Iran has announced that the number of its citizens believed to have been killed in a deadly stampede during the Hajj pilgrimage to Mecca has risen to 464, almost twice as high as original figures suggested.
The death toll for Iranian citizens was initially declared to be 239, but Iran revised this figure up after losing hope of finding more than 200 Iranians who have been missing since last week’s incident.
"Seven days after this tragic accident... the status of all [pilgrims] injured has been completely cleared and reported," Iran's Hajj and Pilgrimage Organization confirmed in a televised statement on Thursday after Iranian Red Crescent official Ali Marashi said the missing were most likely dead.
While Saudi officials claim at least 769 people from multiple countries were killed during the stampede, Pakistani and Indian officials later claimed Saudi Arabia released almost 1,100 pictures of those killed to diplomats.
Iran, meanwhile, has claimed the death toll exceeds 4,000 and has repeatedly called on Saudi Arabia to release the bodies of the dead to their home countries.
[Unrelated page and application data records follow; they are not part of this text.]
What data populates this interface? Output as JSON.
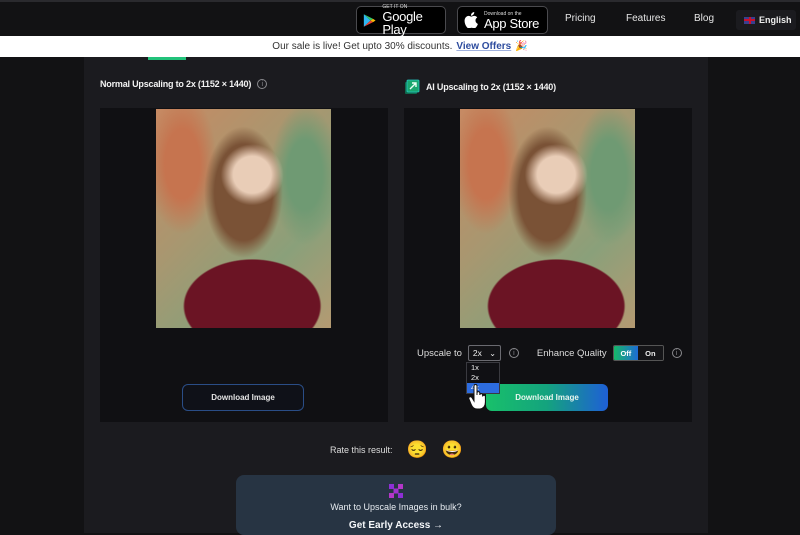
{
  "header": {
    "google_play": {
      "small": "GET IT ON",
      "big": "Google Play"
    },
    "app_store": {
      "small": "Download on the",
      "big": "App Store"
    },
    "nav": [
      "Pricing",
      "Features",
      "Blog"
    ],
    "language": "English"
  },
  "banner": {
    "text": "Our sale is live! Get upto 30% discounts.",
    "link": "View Offers",
    "emoji": "🎉"
  },
  "left_panel": {
    "title": "Normal Upscaling to 2x (1152 × 1440)",
    "download_label": "Download Image"
  },
  "right_panel": {
    "title": "AI Upscaling to 2x (1152 × 1440)",
    "upscale_label": "Upscale to",
    "upscale_value": "2x",
    "upscale_options": [
      "1x",
      "2x",
      "4x"
    ],
    "highlighted_option": "4x",
    "enhance_label": "Enhance Quality",
    "toggle_off": "Off",
    "toggle_on": "On",
    "toggle_state": "Off",
    "download_label": "Download Image"
  },
  "rating": {
    "label": "Rate this result:",
    "bad": "😔",
    "good": "😀"
  },
  "bulk": {
    "text": "Want to Upscale Images in bulk?",
    "link": "Get Early Access →"
  },
  "colors": {
    "accent_green": "#18c06a",
    "accent_blue": "#1e5fd6",
    "banner_link": "#2d4c9e"
  }
}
On Wednesday Iran’s Supreme Leader Ayatollah Ali Khamenei threatened Saudi Arabia with “fierce” action over what he said was the failure of Saudi officials to return the bodies.
Speaking during a graduation ceremony for navy officers, Khamenei said "Should we decide to show any reaction, our reaction will be tough and harsh."
Also on Wednesday, Iranian President Hassan Rouhani, who has called for "an independent and precise investigation” into the causes of this disaster, summoned the Saudi ambassador to Iran for the fourth time since the tragedy after the delivery of the bodies was delayed.
Iran's IRNA news agency, however, on Thursday reported that Iranian Health Minister Hassan Hashemi and his Saudi counterpart Khaled al-Falih had agreed to speed up the process of repatriating the bodies back to Iran.